This entire situation is completely unprecedented, and none of us (I think) have quite managed to grasp the magnitude of what is happening. What is important to remember though is that although it isn’t exactly fun being stuck in the house with nothing to do, there are plenty of people in a worse position. I am very lucky in that I don’t live alone, and therefore at least I have company. Some people are not so fortunate, and that is the entire point of this post. Whilst we live in a world that is more and more connected, there are still plenty of people that do not rely on technology for socialising and therefore are completely socially isolated, potentially for 12 weeks or more.
Over the coming days, weeks and months, it is more important than ever that communities come together, families stay in touch, and that we are all considerate in our actions. Whilst I am by no means an angel, I feel as though Sarah and I are at least trying to do our bit. We popped a note through our elderly neighbour’s door to let them know that if they need anything, they can just call round or phone me. Thankfully, they have taken us up on the offer a few times now and therefore have protected themselves from any unnecessary risk. More than that though, it is important that they know they are not alone through this.
I have been absolutely overwhelmed with the amount of support I have been shown since the start of this lockdown. Friends have messaged to check in, family have offered to share supplies, and people have offered (and been taken up on the offer) to go shopping for us, and I think that is a true sign of the world that we live in; it’s not all bad. Whilst I can’t see this ending any time soon, I am not worried as I know I have plenty of willing and able people who are kind enough to offer their help. As I can’t do the things i would like to and help in the way I wish I could, I’d like to at least help by offering some ideas for those of you struggling yourself, or know someone who is.
In situations like this, tech is very much our friend. Apps such as HouseParty, Zoom or even plain old FaceTime are great; where a phone call is lovely, that extra dimension of seeing someone’s face is infinitely better especially when someone is stuck in isolation. If anyone needs help setting anything up, then feel free to get in touch with me! most of these things are free, which is a bonus. The only issue is that they require a smartphone or tablet. Skype does still exist, and is a brilliant platform, however the issue with that at the moment is that due to everyone working from home, office essentials such as webcams are difficult to come by.

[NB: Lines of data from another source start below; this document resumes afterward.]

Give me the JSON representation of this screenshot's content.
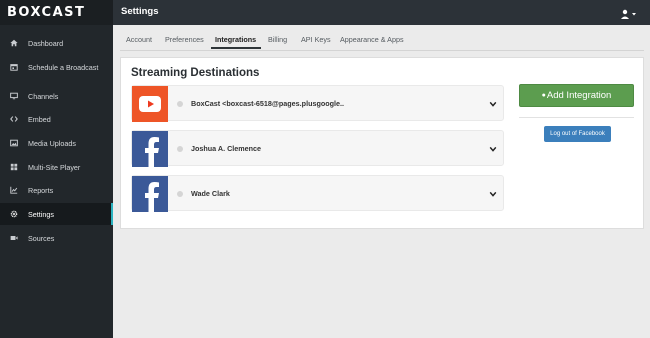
{
  "brand": {
    "logo_text": "BOXCAST"
  },
  "header": {
    "title": "Settings"
  },
  "sidebar": {
    "items": [
      {
        "label": "Dashboard",
        "icon": "home-icon"
      },
      {
        "label": "Schedule a Broadcast",
        "icon": "calendar-icon"
      },
      {
        "label": "Channels",
        "icon": "monitor-icon"
      },
      {
        "label": "Embed",
        "icon": "code-icon"
      },
      {
        "label": "Media Uploads",
        "icon": "image-icon"
      },
      {
        "label": "Multi-Site Player",
        "icon": "grid-icon"
      },
      {
        "label": "Reports",
        "icon": "chart-icon"
      },
      {
        "label": "Settings",
        "icon": "gear-icon",
        "active": true
      },
      {
        "label": "Sources",
        "icon": "video-camera-icon"
      }
    ]
  },
  "tabs": [
    {
      "label": "Account"
    },
    {
      "label": "Preferences"
    },
    {
      "label": "Integrations",
      "active": true
    },
    {
      "label": "Billing"
    },
    {
      "label": "API Keys"
    },
    {
      "label": "Appearance & Apps"
    }
  ],
  "main": {
    "section_title": "Streaming Destinations",
    "destinations": [
      {
        "name": "BoxCast <boxcast-6518@pages.plusgoogle..",
        "service": "youtube",
        "color": "#ee5527"
      },
      {
        "name": "Joshua A. Clemence",
        "service": "facebook",
        "color": "#3b5998"
      },
      {
        "name": "Wade Clark",
        "service": "facebook",
        "color": "#3b5998"
      }
    ],
    "add_button": "Add Integration",
    "logout_button": "Log out of Facebook"
  },
  "colors": {
    "sidebar": "#22272b",
    "accent": "#2bb3c0",
    "add_button": "#5c9d4f",
    "logout_button": "#3b7fbc"
  }
}
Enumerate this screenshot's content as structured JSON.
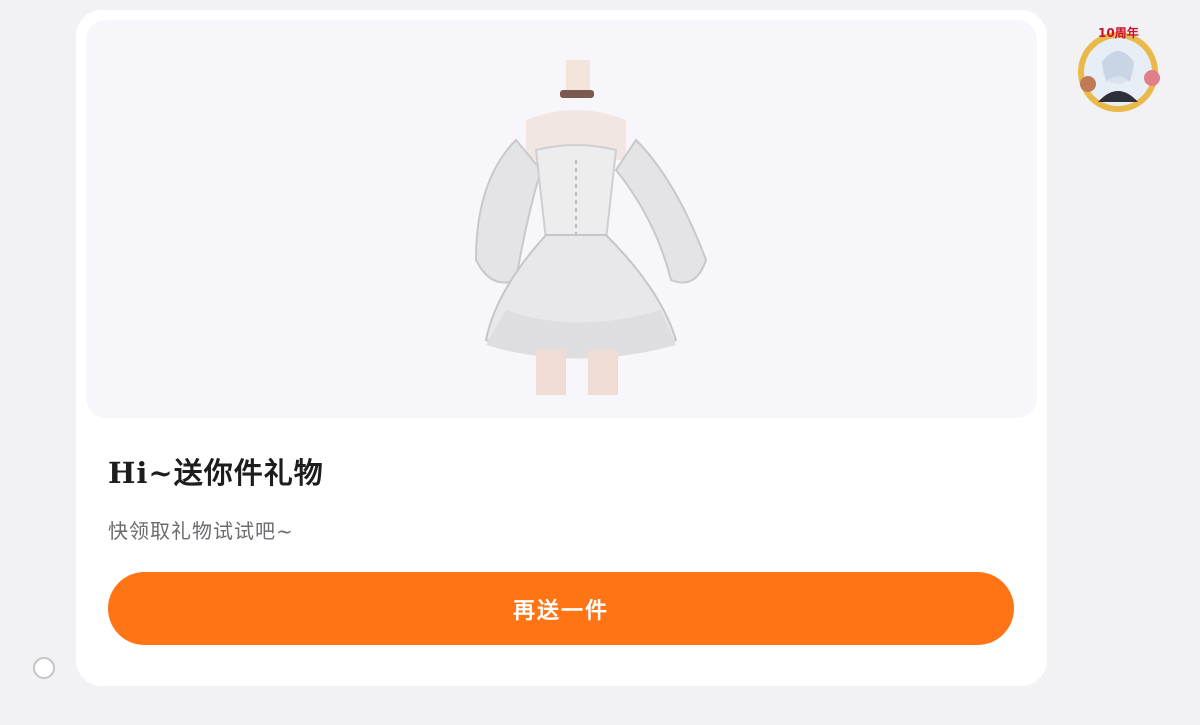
{
  "gift_card": {
    "title": "Hi~送你件礼物",
    "subtitle": "快领取礼物试试吧~",
    "button_label": "再送一件",
    "image": "white-lolita-dress-image"
  },
  "avatar": {
    "badge_text": "10周年",
    "icon": "anniversary-avatar"
  },
  "colors": {
    "accent": "#ff7414",
    "background": "#f2f2f4",
    "card": "#ffffff",
    "image_bg": "#f7f7fb"
  }
}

Facebook is becoming an extremely useful tool at the moment too. There are many community action groups, all designed to put those with needs in touch with those with means. The way in which these groups seem to mostly work is by people posting what they can do, and then those with needs can get in touch. Another common formula is one central director/s control the team of volunteers, and distribute the work as it comes in. Thankfully I have not needed to access such a group yet, however i am extremely appreciative of them being there, and I am in awe of those giving up their time to help others during this national crisis. If this sounds interesting, please check out https://covidmutualaid.org/ as this resource lists most of the community groups available.
For those less inclined to use technology, nothing is better than a handwritten letter. The World Health Organisation has stated that the risk of infection from things like letters and parcels is minimal, so hand delivering a letter to someone who would otherwise have no interaction is no risk to anyone.
Finally, I would like to say that if anyone needs a chat, my inbox is always open. Mental health is a serious consideration in situations like this, and we must all take steps to ward off cabin fever and loneliness. Hopefully it won’t be much longer and we can all get back to what we love and know, but with much more mindfulness for those of us without anyone to talk to.